People who don’t fabricate reasons to support their decision to break up – it’s making a decision back to front – or who don’t go around spinning stories so that they can make a fresh start and create a vacuum for their next target (while also ensuring that they avoid the truth about their actions as well as their own part in the relationship), cannot for the life of them fathom why somebody would do this.
Of course what you would do and what another would do – and that includes someone who you had romantic feelings for – are two very different things and that’s a kicker too. We don’t like to think that we loved someone who could be so immature, unkind, and even malicious.
As humans, we have a disposition to concern ourselves with what others think. It hurts when we do our best to be decent people, to love and care generously (sometimes too much so), only for that to be mistaken for weakness and treated like this bad thing that makes us tricky to offload. It makes us feel like fools (we’re not and their actions aren’t our fault either).
A good chunk of the pain felt is around that lack of control over what people think. We feel frustrated, angry and wounded because we don’t feel that we have a right of reply. Even if we speak up, it may just make the situation worse, after all, if these people have decided to believe this stuff, they may decide that us sticking up for ourselves is us trying to convince and convert.
You might be tempted to engage in some reputation management if you have mutual friends or if they’ve gone so far as to say things to your family or coworkers (beyond unacceptable) but you will potentially end up fighting to preserve your image of you with people who won’t matter to your world in a matter of months never mind years plus you will end up fighting to correct an image of a relationship that’s over. You will be trying to control the uncontrollable. The main image that you need to correct is of your ex. It doesn’t change that you enjoyed good times together but they have unfolded in a way that shows traits that don’t make them the loyal, loving, caring, respectful, trustworthy person that you deserve to be with. They’re showing you that it’s the right thing that you’ve broken up.

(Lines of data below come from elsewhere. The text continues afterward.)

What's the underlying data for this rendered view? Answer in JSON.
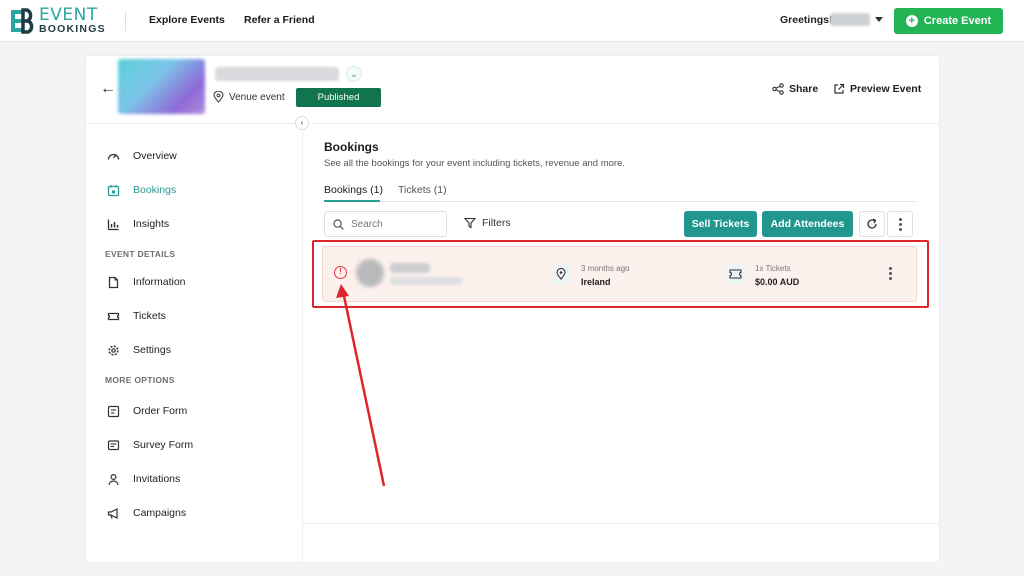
{
  "brand": {
    "line1": "EVENT",
    "line2": "BOOKINGS",
    "color": "#2aa7a1"
  },
  "nav": {
    "explore": "Explore Events",
    "refer": "Refer a Friend",
    "greeting": "Greetings!",
    "create": "Create Event"
  },
  "event": {
    "venue_label": "Venue event",
    "status": "Published",
    "share": "Share",
    "preview": "Preview Event"
  },
  "sidebar": {
    "items": [
      {
        "label": "Overview"
      },
      {
        "label": "Bookings"
      },
      {
        "label": "Insights"
      },
      {
        "label": "Information"
      },
      {
        "label": "Tickets"
      },
      {
        "label": "Settings"
      },
      {
        "label": "Order Form"
      },
      {
        "label": "Survey Form"
      },
      {
        "label": "Invitations"
      },
      {
        "label": "Campaigns"
      }
    ],
    "section_details": "EVENT DETAILS",
    "section_more": "MORE OPTIONS",
    "active": "Bookings"
  },
  "main": {
    "title": "Bookings",
    "subtitle": "See all the bookings for your event including tickets, revenue and more.",
    "tabs": [
      {
        "label": "Bookings (1)"
      },
      {
        "label": "Tickets (1)"
      }
    ],
    "search_placeholder": "Search",
    "filters": "Filters",
    "sell_tickets": "Sell Tickets",
    "add_attendees": "Add Attendees"
  },
  "booking": {
    "time_ago": "3 months ago",
    "location": "Ireland",
    "tickets": "1x Tickets",
    "amount": "$0.00 AUD"
  },
  "colors": {
    "accent": "#21968f",
    "create": "#22b455",
    "published": "#11744f",
    "alert": "#e0252a"
  }
}
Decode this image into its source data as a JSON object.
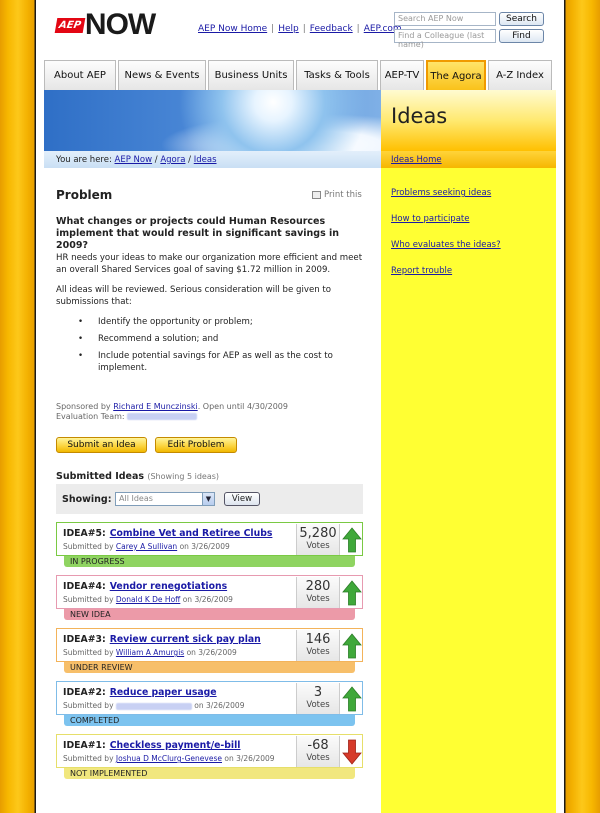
{
  "header": {
    "logo_badge": "AEP",
    "logo_text": "NOW",
    "links": [
      "AEP Now Home",
      "Help",
      "Feedback",
      "AEP.com"
    ],
    "search_placeholder": "Search AEP Now",
    "search_button": "Search",
    "colleague_placeholder": "Find a Colleague (last name)",
    "find_button": "Find"
  },
  "nav": {
    "tabs": [
      "About AEP",
      "News & Events",
      "Business Units",
      "Tasks & Tools",
      "AEP-TV",
      "The Agora",
      "A-Z Index"
    ],
    "active": "The Agora"
  },
  "breadcrumb": {
    "prefix": "You are here:",
    "items": [
      "AEP Now",
      "Agora",
      "Ideas"
    ]
  },
  "sidebar": {
    "title": "Ideas",
    "home_link": "Ideas Home",
    "links": [
      "Problems seeking ideas",
      "How to participate",
      "Who evaluates the ideas?",
      "Report trouble"
    ]
  },
  "problem": {
    "heading": "Problem",
    "print_label": "Print this",
    "question": "What changes or projects could Human Resources implement that would result in significant savings in 2009?",
    "para1": "HR needs your ideas to make our organization more efficient and meet an overall Shared Services goal of saving $1.72 million in 2009.",
    "para2": "All ideas will be reviewed. Serious consideration will be given to submissions that:",
    "bullets": [
      "Identify the opportunity or problem;",
      "Recommend a solution; and",
      "Include potential savings for AEP as well as the cost to implement."
    ],
    "sponsored_prefix": "Sponsored by",
    "sponsor": "Richard E Munczinski",
    "open_until": ". Open until 4/30/2009",
    "eval_team": "Evaluation Team:"
  },
  "actions": {
    "submit": "Submit an Idea",
    "edit": "Edit Problem"
  },
  "submitted": {
    "heading": "Submitted Ideas",
    "count_note": "(Showing 5 ideas)",
    "showing_label": "Showing:",
    "filter_value": "All Ideas",
    "view_button": "View"
  },
  "ideas": [
    {
      "id": "IDEA#5:",
      "title": "Combine Vet and Retiree Clubs",
      "by": "Carey A Sullivan",
      "date": "on 3/26/2009",
      "votes": "5,280",
      "votes_label": "Votes",
      "status": "IN PROGRESS",
      "direction": "up",
      "border": "#7ac943",
      "status_color": "#8fd461"
    },
    {
      "id": "IDEA#4:",
      "title": "Vendor renegotiations",
      "by": "Donald K De Hoff",
      "date": "on 3/26/2009",
      "votes": "280",
      "votes_label": "Votes",
      "status": "NEW IDEA",
      "direction": "up",
      "border": "#e79ab0",
      "status_color": "#ec9aa8"
    },
    {
      "id": "IDEA#3:",
      "title": "Review current sick pay plan",
      "by": "William A Amurgis",
      "date": "on 3/26/2009",
      "votes": "146",
      "votes_label": "Votes",
      "status": "UNDER REVIEW",
      "direction": "up",
      "border": "#f3b35a",
      "status_color": "#f7bf6a"
    },
    {
      "id": "IDEA#2:",
      "title": "Reduce paper usage",
      "by": "",
      "date": "on 3/26/2009",
      "votes": "3",
      "votes_label": "Votes",
      "status": "COMPLETED",
      "direction": "up",
      "border": "#7fbce8",
      "status_color": "#7cc3ef"
    },
    {
      "id": "IDEA#1:",
      "title": "Checkless payment/e-bill",
      "by": "Joshua D McClurg-Genevese",
      "date": "on 3/26/2009",
      "votes": "-68",
      "votes_label": "Votes",
      "status": "NOT IMPLEMENTED",
      "direction": "down",
      "border": "#e6df6a",
      "status_color": "#f1e77e"
    }
  ],
  "submitted_by_prefix": "Submitted by",
  "colors": {
    "frame": "#f7b700",
    "sidebar": "#ffff33",
    "up_arrow": "#3fa83a",
    "down_arrow": "#d63a2a"
  }
}
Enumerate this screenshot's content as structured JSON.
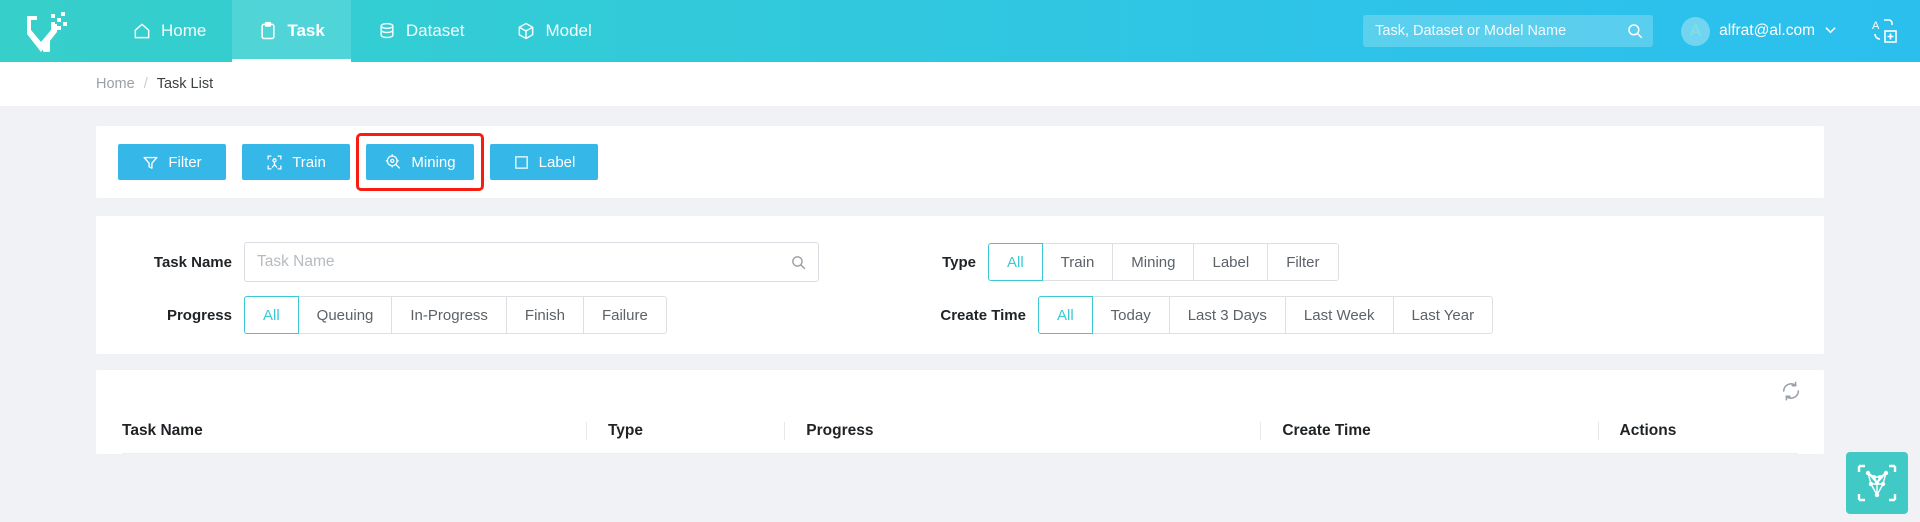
{
  "header": {
    "logo_alt": "ymir-logo",
    "nav": [
      {
        "label": "Home",
        "icon": "home-icon",
        "active": false
      },
      {
        "label": "Task",
        "icon": "task-icon",
        "active": true
      },
      {
        "label": "Dataset",
        "icon": "dataset-icon",
        "active": false
      },
      {
        "label": "Model",
        "icon": "model-icon",
        "active": false
      }
    ],
    "search": {
      "placeholder": "Task, Dataset or Model Name",
      "value": "",
      "icon": "search-icon"
    },
    "user": {
      "avatar_letter": "A",
      "name": "alfrat@al.com",
      "caret": "⌄"
    },
    "language_icon": "language-switch-icon",
    "accent": "#2bbfee",
    "gradient_from": "#36cfc9",
    "gradient_to": "#2bbfee"
  },
  "breadcrumb": {
    "home": "Home",
    "separator": "/",
    "current": "Task List"
  },
  "toolbar": {
    "buttons": [
      {
        "label": "Filter",
        "icon": "funnel-icon",
        "highlighted": false
      },
      {
        "label": "Train",
        "icon": "train-icon",
        "highlighted": false
      },
      {
        "label": "Mining",
        "icon": "mining-icon",
        "highlighted": true
      },
      {
        "label": "Label",
        "icon": "label-icon",
        "highlighted": false
      }
    ],
    "button_color": "#35b7e8",
    "highlight_color": "#f81d11"
  },
  "filters": {
    "task_name": {
      "label": "Task Name",
      "placeholder": "Task Name",
      "value": "",
      "icon": "search-icon"
    },
    "type": {
      "label": "Type",
      "options": [
        "All",
        "Train",
        "Mining",
        "Label",
        "Filter"
      ],
      "selected": "All"
    },
    "progress": {
      "label": "Progress",
      "options": [
        "All",
        "Queuing",
        "In-Progress",
        "Finish",
        "Failure"
      ],
      "selected": "All"
    },
    "create_time": {
      "label": "Create Time",
      "options": [
        "All",
        "Today",
        "Last 3 Days",
        "Last Week",
        "Last Year"
      ],
      "selected": "All"
    },
    "selected_color": "#3bc9d6"
  },
  "table": {
    "refresh_icon": "refresh-icon",
    "columns": [
      "Task Name",
      "Type",
      "Progress",
      "Create Time",
      "Actions"
    ],
    "rows": []
  },
  "fab": {
    "icon": "fox-wireframe-icon",
    "color": "#41c9c6"
  }
}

Some people will surprise you by being taken in by this crap and that will hurt but it’s best to know where you stand. Say your piece once if needed and then let the chips fall where they may. I do suggest however that if your ex is being particularly malicious, that you note any and all attempts to make contact with you (don’t tell them obviously) because it’s evidence of their lies and manipulations. But don’t devote too much time to them because you have a life to live…without them.
The best rebuttal in this situation is to live your life well instead of hiding away or devoting your life to defending and convincing this person or their homies (or cronies). It doesn’t mean that they’ve ‘gotten away with it’ – you cannot force feed your ex or their ‘audience’ the true version of events. Trust that their actions will manifest themselves in their lives in some way and go about your business, probably with your teeth gritted at first.

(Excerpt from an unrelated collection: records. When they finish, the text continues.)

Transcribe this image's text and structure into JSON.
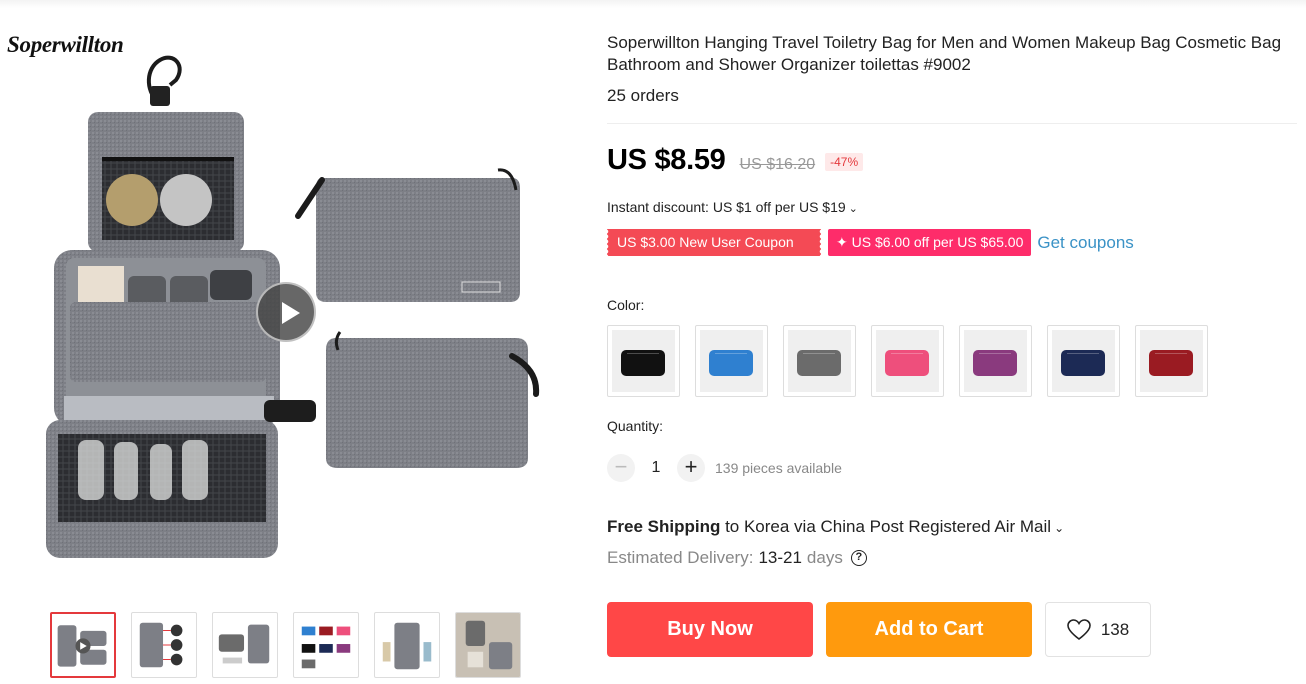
{
  "brand": {
    "logo_text": "Soperwillton"
  },
  "product": {
    "title": "Soperwillton Hanging Travel Toiletry Bag for Men and Women Makeup Bag Cosmetic Bag Bathroom and Shower Organizer toilettas #9002",
    "orders": "25 orders"
  },
  "price": {
    "current": "US $8.59",
    "original": "US $16.20",
    "discount": "-47%"
  },
  "promo": {
    "instant_discount": "Instant discount: US $1 off per US $19",
    "coupon_new_user": "US $3.00 New User Coupon",
    "coupon_store": "✦ US $6.00 off per US $65.00",
    "get_coupons": "Get coupons"
  },
  "color": {
    "label": "Color:",
    "options": [
      "#111111",
      "#2f80d0",
      "#6b6b6b",
      "#ee4f7c",
      "#8a3a7e",
      "#1c2a55",
      "#9a1b22"
    ]
  },
  "quantity": {
    "label": "Quantity:",
    "minus": "−",
    "value": "1",
    "plus": "+",
    "available": "139 pieces available"
  },
  "shipping": {
    "free_label": "Free Shipping",
    "route": " to Korea via China Post Registered Air Mail",
    "estimated_label": "Estimated Delivery:",
    "days_value": "13-21",
    "days_unit": "days",
    "help_icon": "?"
  },
  "actions": {
    "buy_now": "Buy Now",
    "add_to_cart": "Add to Cart",
    "wishlist_count": "138"
  },
  "theme": {
    "buy_color": "#ff4747",
    "cart_color": "#ff9a0d",
    "coupon_red": "#f44a55",
    "coupon_pink": "#fe2c6a",
    "link_blue": "#3a92c6"
  }
}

I still occasionally think of two particular social circles who were misinformed by a couple of my exes. Current me doesn’t give a feck but 20-25 year old me does, so I give her a gentle nudge to remind her that these people don’t matter in her future. These people won’t matter in yours either if you don’t let them.

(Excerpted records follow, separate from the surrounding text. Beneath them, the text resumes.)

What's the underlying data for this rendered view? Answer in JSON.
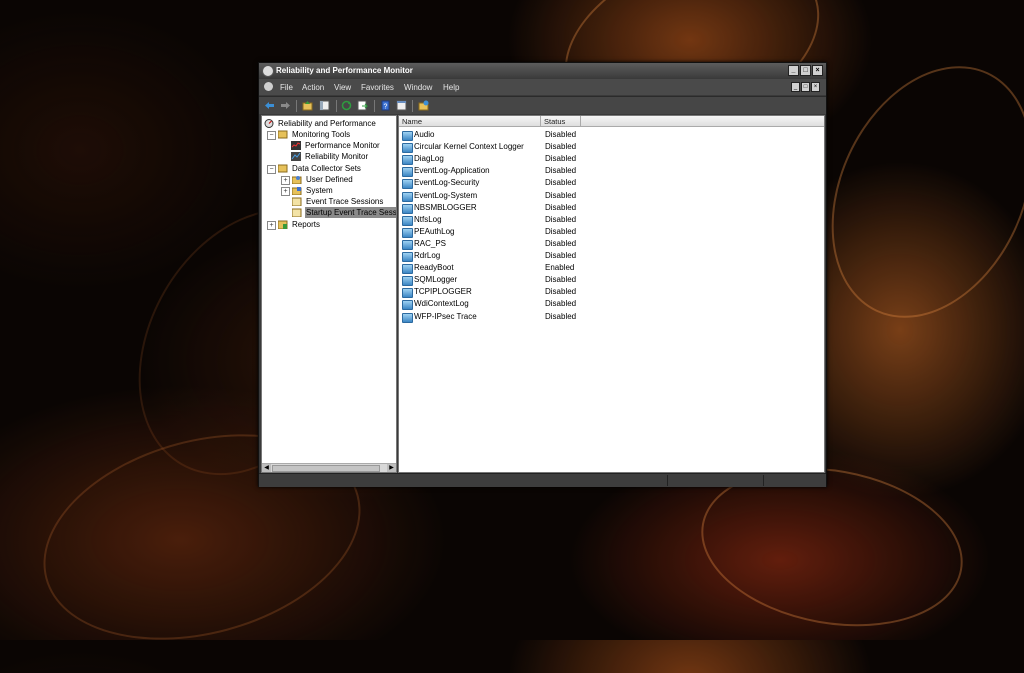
{
  "window": {
    "title": "Reliability and Performance Monitor"
  },
  "menu": [
    "File",
    "Action",
    "View",
    "Favorites",
    "Window",
    "Help"
  ],
  "tree": {
    "root": "Reliability and Performance",
    "monitoring_tools": "Monitoring Tools",
    "performance_monitor": "Performance Monitor",
    "reliability_monitor": "Reliability Monitor",
    "data_collector_sets": "Data Collector Sets",
    "user_defined": "User Defined",
    "system": "System",
    "event_trace_sessions": "Event Trace Sessions",
    "startup_event_trace_sessions": "Startup Event Trace Sess",
    "reports": "Reports",
    "expanded_glyph": "−",
    "collapsed_glyph": "+"
  },
  "list": {
    "columns": {
      "name": "Name",
      "status": "Status"
    },
    "rows": [
      {
        "name": "Audio",
        "status": "Disabled"
      },
      {
        "name": "Circular Kernel Context Logger",
        "status": "Disabled"
      },
      {
        "name": "DiagLog",
        "status": "Disabled"
      },
      {
        "name": "EventLog-Application",
        "status": "Disabled"
      },
      {
        "name": "EventLog-Security",
        "status": "Disabled"
      },
      {
        "name": "EventLog-System",
        "status": "Disabled"
      },
      {
        "name": "NBSMBLOGGER",
        "status": "Disabled"
      },
      {
        "name": "NtfsLog",
        "status": "Disabled"
      },
      {
        "name": "PEAuthLog",
        "status": "Disabled"
      },
      {
        "name": "RAC_PS",
        "status": "Disabled"
      },
      {
        "name": "RdrLog",
        "status": "Disabled"
      },
      {
        "name": "ReadyBoot",
        "status": "Enabled"
      },
      {
        "name": "SQMLogger",
        "status": "Disabled"
      },
      {
        "name": "TCPIPLOGGER",
        "status": "Disabled"
      },
      {
        "name": "WdiContextLog",
        "status": "Disabled"
      },
      {
        "name": "WFP-IPsec Trace",
        "status": "Disabled"
      }
    ]
  },
  "colors": {
    "window_chrome": "#3a3a3a",
    "back_arrow": "#3b8fd6",
    "selection": "#8a8a8a"
  }
}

Don’t engage your ex once their deceit becomes apparent because it will be used against you further down the line, whether it’s them or the people who they’ve spread rumours to. You know that what they’re saying isn’t true – tell yourself this often and internalise this. Once you don’t agree and you’re not handing this person your worth and your future, that’s the bulk of the battle.
Are you ready to stop silencing and hiding yourself in an attempt to “please” or protect yourself from others? My new book, The Joy of Saying No: A Simple Plan to Stop People Pleasing, Reclaim Boundaries, and Say Yes to the Life You Want (HarperCollins/Harper Horizon), is out now.